What’s the point of this article again?
TITLE: The Life And Times of Scrooge McDuck
Writer and Artist: Don Rosa
Publisher: Egmont (whoa, there’s a new one by me)
Protagonists: Scrooge McDuck
Antagonists: The Beagle Boys, The Whiskervilles, other crooks and cons along the way.
This is a book I have had loaded on my Kindle for months (if not a year or more), and just never got around to reading. It just sat there and waited amidst other books that came and went as I removed or added them. And then this week, I thought I could do with something middling; an easy-peasy read that I could blow right through, find a thousand words to say it was a decent read for kiddies, slap a five-out-of-ten on, and be done with it. So I dove in.

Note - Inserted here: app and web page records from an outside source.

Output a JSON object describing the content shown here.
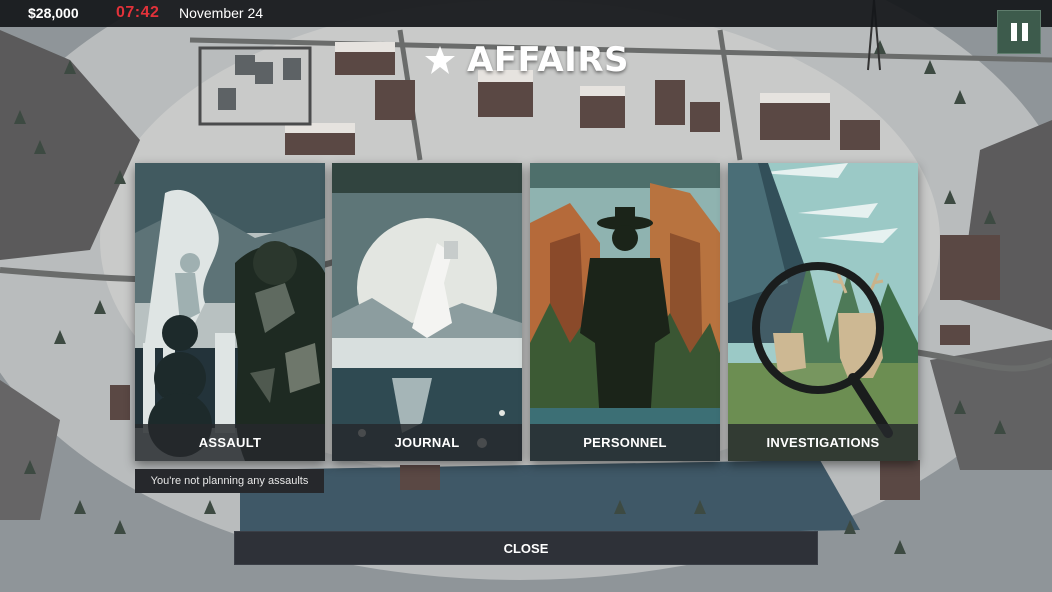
{
  "hud": {
    "money": "$28,000",
    "clock": "07:42",
    "date": "November 24"
  },
  "pause": {
    "icon": "pause-icon"
  },
  "title": {
    "icon": "star-icon",
    "text": "AFFAIRS"
  },
  "cards": [
    {
      "id": "assault",
      "label": "ASSAULT"
    },
    {
      "id": "journal",
      "label": "JOURNAL"
    },
    {
      "id": "personnel",
      "label": "PERSONNEL"
    },
    {
      "id": "investigations",
      "label": "INVESTIGATIONS"
    }
  ],
  "assault_note": "You're not planning any assaults",
  "close_button": "CLOSE",
  "colors": {
    "hud_bg": "#141619",
    "clock_red": "#e2323a",
    "pause_green": "#3d5b4c",
    "panel_dark": "#26282c"
  }
}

And this one really surprised me, I have to be honest.
I wasn’t aware the series was an Eisner Award winner when I started it, or else that might have tipped me off, but there is some genuine heart and wit in this title. Obviously drawing from the characters that starred in the popular children’s cartoon Duck Tales, this book is certainly for younger readers. But at no point does it feel juvenile, nor does it lack the depth more experienced readers would want.

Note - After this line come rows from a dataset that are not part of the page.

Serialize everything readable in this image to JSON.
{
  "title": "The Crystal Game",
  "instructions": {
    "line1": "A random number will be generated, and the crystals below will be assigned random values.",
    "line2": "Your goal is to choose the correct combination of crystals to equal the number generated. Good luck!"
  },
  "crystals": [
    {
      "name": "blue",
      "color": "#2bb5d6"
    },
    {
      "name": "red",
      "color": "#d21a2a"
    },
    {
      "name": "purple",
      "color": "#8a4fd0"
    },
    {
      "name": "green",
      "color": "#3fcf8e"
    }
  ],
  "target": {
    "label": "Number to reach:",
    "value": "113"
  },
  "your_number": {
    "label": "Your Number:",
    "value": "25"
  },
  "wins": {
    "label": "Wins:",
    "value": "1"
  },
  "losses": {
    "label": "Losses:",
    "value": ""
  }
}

EDIT: People are very twittipated about the verbiage I used in that paragraph. I don’t know; it reads fine to me, but I’ll throw this in here. Obviously I’m not intending to imply that Ducktales created these characters, just that for a lot of fans (and especially given the time this book was released), Ducktales was a major source for these characters. Sorry for any confusion!

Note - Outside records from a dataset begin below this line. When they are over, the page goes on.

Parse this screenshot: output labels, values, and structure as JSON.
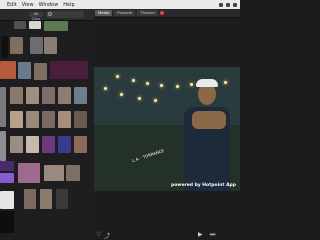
{
  "menubar": {
    "apple": "",
    "items": [
      "Edit",
      "View",
      "Window",
      "Help"
    ]
  },
  "left_toolbar": {
    "filter_label": "All Clips",
    "search_placeholder": ""
  },
  "right_toolbar": {
    "tabs": [
      "Media",
      "Projects",
      "Theater"
    ]
  },
  "preview": {
    "overlay_text": "L.A. · TORRANCE",
    "watermark": "powered by Hotpoint App"
  },
  "bottom_bar": {
    "icons": [
      "heart-icon",
      "share-icon",
      "play-icon",
      "skip-icon"
    ]
  },
  "colors": {
    "sidebar_bg": "#1e1e20",
    "toolbar_bg": "#2a2a2c",
    "menubar_bg": "#e9e9ea"
  }
}
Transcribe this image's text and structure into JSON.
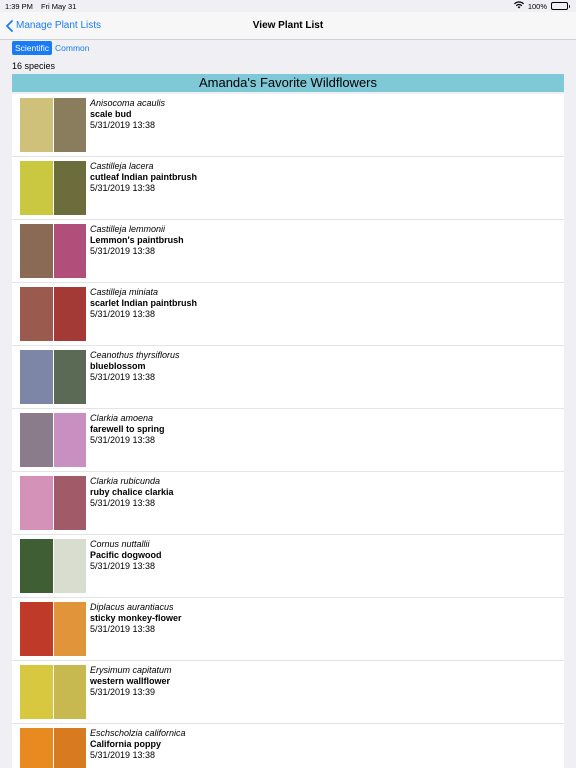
{
  "status": {
    "time": "1:39 PM",
    "date": "Fri May 31",
    "battery": "100%",
    "battery_level": 1.0
  },
  "nav": {
    "back_label": "Manage Plant Lists",
    "title": "View Plant List"
  },
  "toggle": {
    "options": [
      "Scientific",
      "Common"
    ],
    "selected": "Scientific"
  },
  "species_count": "16 species",
  "list_title": "Amanda's Favorite Wildflowers",
  "plants": [
    {
      "scientific": "Anisocoma acaulis",
      "common": "scale bud",
      "date": "5/31/2019 13:38",
      "colors": [
        "#cfc07a",
        "#8a7d5e"
      ]
    },
    {
      "scientific": "Castilleja lacera",
      "common": "cutleaf Indian paintbrush",
      "date": "5/31/2019 13:38",
      "colors": [
        "#c9c840",
        "#6b6e3c"
      ]
    },
    {
      "scientific": "Castilleja lemmonii",
      "common": "Lemmon's paintbrush",
      "date": "5/31/2019 13:38",
      "colors": [
        "#8b6a55",
        "#b0507a"
      ]
    },
    {
      "scientific": "Castilleja miniata",
      "common": "scarlet Indian paintbrush",
      "date": "5/31/2019 13:38",
      "colors": [
        "#9b5a4e",
        "#a33a35"
      ]
    },
    {
      "scientific": "Ceanothus thyrsiflorus",
      "common": "blueblossom",
      "date": "5/31/2019 13:38",
      "colors": [
        "#7d86a6",
        "#5a6a55"
      ]
    },
    {
      "scientific": "Clarkia amoena",
      "common": "farewell to spring",
      "date": "5/31/2019 13:38",
      "colors": [
        "#8a7c8a",
        "#c890c0"
      ]
    },
    {
      "scientific": "Clarkia rubicunda",
      "common": "ruby chalice clarkia",
      "date": "5/31/2019 13:38",
      "colors": [
        "#d592b8",
        "#a05a68"
      ]
    },
    {
      "scientific": "Cornus nuttallii",
      "common": "Pacific dogwood",
      "date": "5/31/2019 13:38",
      "colors": [
        "#3f5e33",
        "#d8ddd0"
      ]
    },
    {
      "scientific": "Diplacus aurantiacus",
      "common": "sticky monkey-flower",
      "date": "5/31/2019 13:38",
      "colors": [
        "#c03a2a",
        "#e0953a"
      ]
    },
    {
      "scientific": "Erysimum capitatum",
      "common": "western wallflower",
      "date": "5/31/2019 13:39",
      "colors": [
        "#d8c840",
        "#c8b850"
      ]
    },
    {
      "scientific": "Eschscholzia californica",
      "common": "California poppy",
      "date": "5/31/2019 13:38",
      "colors": [
        "#e88a20",
        "#d87a20"
      ]
    }
  ]
}
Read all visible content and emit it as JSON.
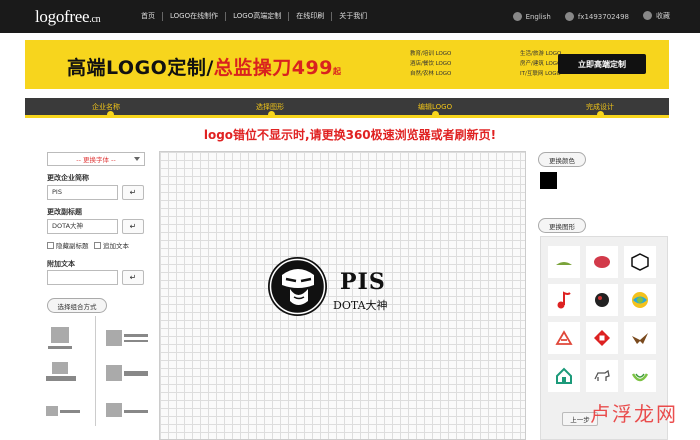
{
  "nav": {
    "logo_main": "logofree",
    "logo_suffix": ".cn",
    "links": [
      "首页",
      "LOGO在线制作",
      "LOGO高端定制",
      "在线印刷",
      "关于我们"
    ],
    "language": "English",
    "user": "fx1493702498",
    "favorite": "收藏"
  },
  "banner": {
    "title_black": "高端LOGO定制/",
    "title_red": "总监操刀499",
    "title_unit": "起",
    "features": [
      "教育/培训 LOGO",
      "生活/旅游 LOGO",
      "酒店/餐饮 LOGO",
      "房产/建筑 LOGO",
      "自然/农林 LOGO",
      "IT/互联网 LOGO"
    ],
    "cta": "立即高端定制",
    "bg": "#f7d51d",
    "accent": "#d9221f"
  },
  "steps": [
    "企业名称",
    "选择图形",
    "编辑LOGO",
    "完成设计"
  ],
  "warning": "logo错位不显示时,请更换360极速浏览器或者刷新页!",
  "editor": {
    "font_select": "-- 更换字体 --",
    "company_label": "更改企业简称",
    "company_value": "PIS",
    "subtitle_label": "更改副标题",
    "subtitle_value": "DOTA大神",
    "hide_subtitle": "隐藏副标题",
    "add_text": "追加文本",
    "extra_label": "附加文本",
    "extra_value": "",
    "apply": "↵",
    "combo_button": "选择组合方式"
  },
  "canvas": {
    "brand": "PIS",
    "subtitle": "DOTA大神"
  },
  "right": {
    "change_color": "更换颜色",
    "current_color": "#000000",
    "change_shape": "更换图形",
    "shape_icons": [
      "bird-logo",
      "lips-logo",
      "badge-logo",
      "music-note-logo",
      "dark-orb-logo",
      "colorful-leaf-logo",
      "abstract-a-logo",
      "red-diamond-logo",
      "eagle-logo",
      "house-logo",
      "dog-logo",
      "green-bowl-logo"
    ],
    "prev": "上一步"
  },
  "watermark": "卢浮龙网"
}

The series really covers all the major points of Scrooge’s pre-cartoon life, from the day he earns his Number One Dime as a ten year old in Scotland through his meeting his grand-nephews for the first time as an eighty year old duck. The story of the Number One Dime—a “payment” that Scrooge’s father planned for him to teach him about the harshness of the world and instill within his son a work ethic—sets Scrooge up to leave his family and seek his fortune. He trots the globe as well as time, and Scrooge’s adventures take him to not only North America, but also to Australia and Africa. Scrooge accrues a hell of a set of skills over the course of his adventures, but for the first several volumes is met with setback after setback and failure after failure. It is at about the midway point in the series that McDuck finally has some true success by mining for gold in the Yukon, and possibly coincidentally, those are some of the best chapters.
While in the Yukon and making the base of his fortune, Scrooge meets “Glittering” Goldie O’Gilt, a singer for a local saloon. The two become rivals, and at one point, Scrooge kidnaps her to work on his claim after Goldie attempts to rob him. Their relationship isn’t anything brand new—it’s a play on the “will they/won’t they” tease, and for that matter, Don Rosa did not even create Goldie or come up with the basis of their relationship (Goldie and parts of her backstory appeared in an older Scrooge comic, as well as an episode of the cartoon, now pardon my thought break within a thought break)—but it’s just handled so brilliant by Rosa that you can’t help but feel for the two. It does break from the typical “will they/won’t they” trope in that, well, ultimately they don’t, but Rosa’s deft work showing how the two ducks fight their own feelings only to come so close to admitting them to each other is the height of Scrooge’s life and times.
The series loses a touch of steam near the end—the last issue in particular is kind of a throwaway story of Scrooge and his nephews stopping a Beagle Boys plot to steal his wealth—but the series overall is actually pretty enjoyable. The one complaint I really had about it (that near the end, Scrooge’s sisters estrange themselves from him and the story never resolves that) isn’t really valid because the eventual outcome would be revealed a few years later in another comic. But as a standalone arc, I did feel that it was a letdown when they just vanished and did not come back at all.
Talking Point: Children’s cartoon characters receiving a well-written backstory that makes them a more developed character that can be appreciated by anyone. Who would you like to see? Who else has received one that you enjoyed?
Yeah, this was an absolute joy to read. It’s not Watchmen or anything, but it’s smart, packs an emotional punch, makes you care about the players within, and is full of humor you can enjoy at any age. This was a great surprise book for me this week.